:: Exercise aim ::
Go through the lines below and retype each one exactly.

++++++++++

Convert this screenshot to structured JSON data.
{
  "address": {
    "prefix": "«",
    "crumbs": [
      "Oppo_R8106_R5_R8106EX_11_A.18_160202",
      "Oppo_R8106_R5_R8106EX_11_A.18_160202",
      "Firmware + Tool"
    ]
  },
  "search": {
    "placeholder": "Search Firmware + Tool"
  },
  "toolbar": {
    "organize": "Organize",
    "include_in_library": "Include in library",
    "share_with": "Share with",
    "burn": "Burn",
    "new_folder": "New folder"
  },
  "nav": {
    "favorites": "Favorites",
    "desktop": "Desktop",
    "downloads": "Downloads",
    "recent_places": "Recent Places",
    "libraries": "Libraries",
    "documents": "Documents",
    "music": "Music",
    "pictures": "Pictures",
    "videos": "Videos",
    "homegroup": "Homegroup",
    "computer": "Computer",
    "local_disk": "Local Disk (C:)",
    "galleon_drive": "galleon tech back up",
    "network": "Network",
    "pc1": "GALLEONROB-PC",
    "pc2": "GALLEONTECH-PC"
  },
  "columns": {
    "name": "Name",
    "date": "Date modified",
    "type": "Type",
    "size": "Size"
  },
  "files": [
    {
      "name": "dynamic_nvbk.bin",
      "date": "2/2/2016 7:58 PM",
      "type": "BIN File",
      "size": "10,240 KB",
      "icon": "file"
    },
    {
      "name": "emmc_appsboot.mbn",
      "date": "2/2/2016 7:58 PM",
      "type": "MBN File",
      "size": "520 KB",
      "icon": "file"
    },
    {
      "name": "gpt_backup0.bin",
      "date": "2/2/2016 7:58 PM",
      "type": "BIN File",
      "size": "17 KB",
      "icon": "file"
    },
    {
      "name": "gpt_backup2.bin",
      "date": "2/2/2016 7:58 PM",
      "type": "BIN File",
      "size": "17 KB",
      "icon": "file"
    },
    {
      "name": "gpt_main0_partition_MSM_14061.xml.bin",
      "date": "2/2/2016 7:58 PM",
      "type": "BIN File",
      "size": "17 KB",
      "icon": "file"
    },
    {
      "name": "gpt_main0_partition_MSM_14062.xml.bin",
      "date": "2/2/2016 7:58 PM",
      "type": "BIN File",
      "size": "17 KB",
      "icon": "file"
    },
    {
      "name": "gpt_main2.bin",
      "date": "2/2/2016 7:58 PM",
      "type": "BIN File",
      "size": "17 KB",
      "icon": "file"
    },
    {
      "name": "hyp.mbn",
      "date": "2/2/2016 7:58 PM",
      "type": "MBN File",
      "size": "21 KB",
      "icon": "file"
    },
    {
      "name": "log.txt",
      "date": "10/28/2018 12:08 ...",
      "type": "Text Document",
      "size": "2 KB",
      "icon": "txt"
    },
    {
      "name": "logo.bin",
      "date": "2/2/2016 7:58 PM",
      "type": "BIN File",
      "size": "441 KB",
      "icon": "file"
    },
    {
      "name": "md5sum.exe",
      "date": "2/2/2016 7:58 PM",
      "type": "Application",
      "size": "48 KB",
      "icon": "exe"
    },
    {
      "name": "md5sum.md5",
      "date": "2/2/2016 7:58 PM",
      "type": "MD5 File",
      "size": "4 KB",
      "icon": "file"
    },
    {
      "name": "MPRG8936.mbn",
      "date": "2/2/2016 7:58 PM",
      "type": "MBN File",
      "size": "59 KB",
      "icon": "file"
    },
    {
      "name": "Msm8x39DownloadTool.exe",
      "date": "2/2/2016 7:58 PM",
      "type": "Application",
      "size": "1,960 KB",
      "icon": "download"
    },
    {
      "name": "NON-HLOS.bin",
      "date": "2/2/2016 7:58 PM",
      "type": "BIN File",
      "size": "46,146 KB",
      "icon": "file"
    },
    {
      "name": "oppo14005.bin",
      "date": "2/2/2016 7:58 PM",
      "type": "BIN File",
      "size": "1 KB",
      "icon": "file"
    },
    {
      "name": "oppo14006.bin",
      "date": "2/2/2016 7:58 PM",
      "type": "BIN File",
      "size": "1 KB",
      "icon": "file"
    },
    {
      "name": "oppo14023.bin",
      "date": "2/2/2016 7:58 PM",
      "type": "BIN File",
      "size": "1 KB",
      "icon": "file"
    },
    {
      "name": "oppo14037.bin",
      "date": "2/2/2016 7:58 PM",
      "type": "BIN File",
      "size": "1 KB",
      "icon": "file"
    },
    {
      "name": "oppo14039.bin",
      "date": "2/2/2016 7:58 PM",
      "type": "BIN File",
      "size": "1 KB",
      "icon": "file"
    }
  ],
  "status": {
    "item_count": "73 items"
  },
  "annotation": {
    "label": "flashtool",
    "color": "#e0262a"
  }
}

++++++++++

:: Exercise result ::
Convert this screenshot to structured JSON data.
{
  "address": {
    "prefix": "«",
    "crumbs": [
      "Oppo_R8106_R5_R8106EX_11_A.18_160202",
      "Oppo_R8106_R5_R8106EX_11_A.18_160202",
      "Firmware + Tool"
    ]
  },
  "search": {
    "placeholder": "Search Firmware + Tool"
  },
  "toolbar": {
    "organize": "Organize",
    "include_in_library": "Include in library",
    "share_with": "Share with",
    "burn": "Burn",
    "new_folder": "New folder"
  },
  "nav": {
    "favorites": "Favorites",
    "desktop": "Desktop",
    "downloads": "Downloads",
    "recent_places": "Recent Places",
    "libraries": "Libraries",
    "documents": "Documents",
    "music": "Music",
    "pictures": "Pictures",
    "videos": "Videos",
    "homegroup": "Homegroup",
    "computer": "Computer",
    "local_disk": "Local Disk (C:)",
    "galleon_drive": "galleon tech back up",
    "network": "Network",
    "pc1": "GALLEONROB-PC",
    "pc2": "GALLEONTECH-PC"
  },
  "columns": {
    "name": "Name",
    "date": "Date modified",
    "type": "Type",
    "size": "Size"
  },
  "files": [
    {
      "name": "dynamic_nvbk.bin",
      "date": "2/2/2016 7:58 PM",
      "type": "BIN File",
      "size": "10,240 KB",
      "icon": "file"
    },
    {
      "name": "emmc_appsboot.mbn",
      "date": "2/2/2016 7:58 PM",
      "type": "MBN File",
      "size": "520 KB",
      "icon": "file"
    },
    {
      "name": "gpt_backup0.bin",
      "date": "2/2/2016 7:58 PM",
      "type": "BIN File",
      "size": "17 KB",
      "icon": "file"
    },
    {
      "name": "gpt_backup2.bin",
      "date": "2/2/2016 7:58 PM",
      "type": "BIN File",
      "size": "17 KB",
      "icon": "file"
    },
    {
      "name": "gpt_main0_partition_MSM_14061.xml.bin",
      "date": "2/2/2016 7:58 PM",
      "type": "BIN File",
      "size": "17 KB",
      "icon": "file"
    },
    {
      "name": "gpt_main0_partition_MSM_14062.xml.bin",
      "date": "2/2/2016 7:58 PM",
      "type": "BIN File",
      "size": "17 KB",
      "icon": "file"
    },
    {
      "name": "gpt_main2.bin",
      "date": "2/2/2016 7:58 PM",
      "type": "BIN File",
      "size": "17 KB",
      "icon": "file"
    },
    {
      "name": "hyp.mbn",
      "date": "2/2/2016 7:58 PM",
      "type": "MBN File",
      "size": "21 KB",
      "icon": "file"
    },
    {
      "name": "log.txt",
      "date": "10/28/2018 12:08 ...",
      "type": "Text Document",
      "size": "2 KB",
      "icon": "txt"
    },
    {
      "name": "logo.bin",
      "date": "2/2/2016 7:58 PM",
      "type": "BIN File",
      "size": "441 KB",
      "icon": "file"
    },
    {
      "name": "md5sum.exe",
      "date": "2/2/2016 7:58 PM",
      "type": "Application",
      "size": "48 KB",
      "icon": "exe"
    },
    {
      "name": "md5sum.md5",
      "date": "2/2/2016 7:58 PM",
      "type": "MD5 File",
      "size": "4 KB",
      "icon": "file"
    },
    {
      "name": "MPRG8936.mbn",
      "date": "2/2/2016 7:58 PM",
      "type": "MBN File",
      "size": "59 KB",
      "icon": "file"
    },
    {
      "name": "Msm8x39DownloadTool.exe",
      "date": "2/2/2016 7:58 PM",
      "type": "Application",
      "size": "1,960 KB",
      "icon": "download"
    },
    {
      "name": "NON-HLOS.bin",
      "date": "2/2/2016 7:58 PM",
      "type": "BIN File",
      "size": "46,146 KB",
      "icon": "file"
    },
    {
      "name": "oppo14005.bin",
      "date": "2/2/2016 7:58 PM",
      "type": "BIN File",
      "size": "1 KB",
      "icon": "file"
    },
    {
      "name": "oppo14006.bin",
      "date": "2/2/2016 7:58 PM",
      "type": "BIN File",
      "size": "1 KB",
      "icon": "file"
    },
    {
      "name": "oppo14023.bin",
      "date": "2/2/2016 7:58 PM",
      "type": "BIN File",
      "size": "1 KB",
      "icon": "file"
    },
    {
      "name": "oppo14037.bin",
      "date": "2/2/2016 7:58 PM",
      "type": "BIN File",
      "size": "1 KB",
      "icon": "file"
    },
    {
      "name": "oppo14039.bin",
      "date": "2/2/2016 7:58 PM",
      "type": "BIN File",
      "size": "1 KB",
      "icon": "file"
    }
  ],
  "status": {
    "item_count": "73 items"
  },
  "annotation": {
    "label": "flashtool",
    "color": "#e0262a"
  }
}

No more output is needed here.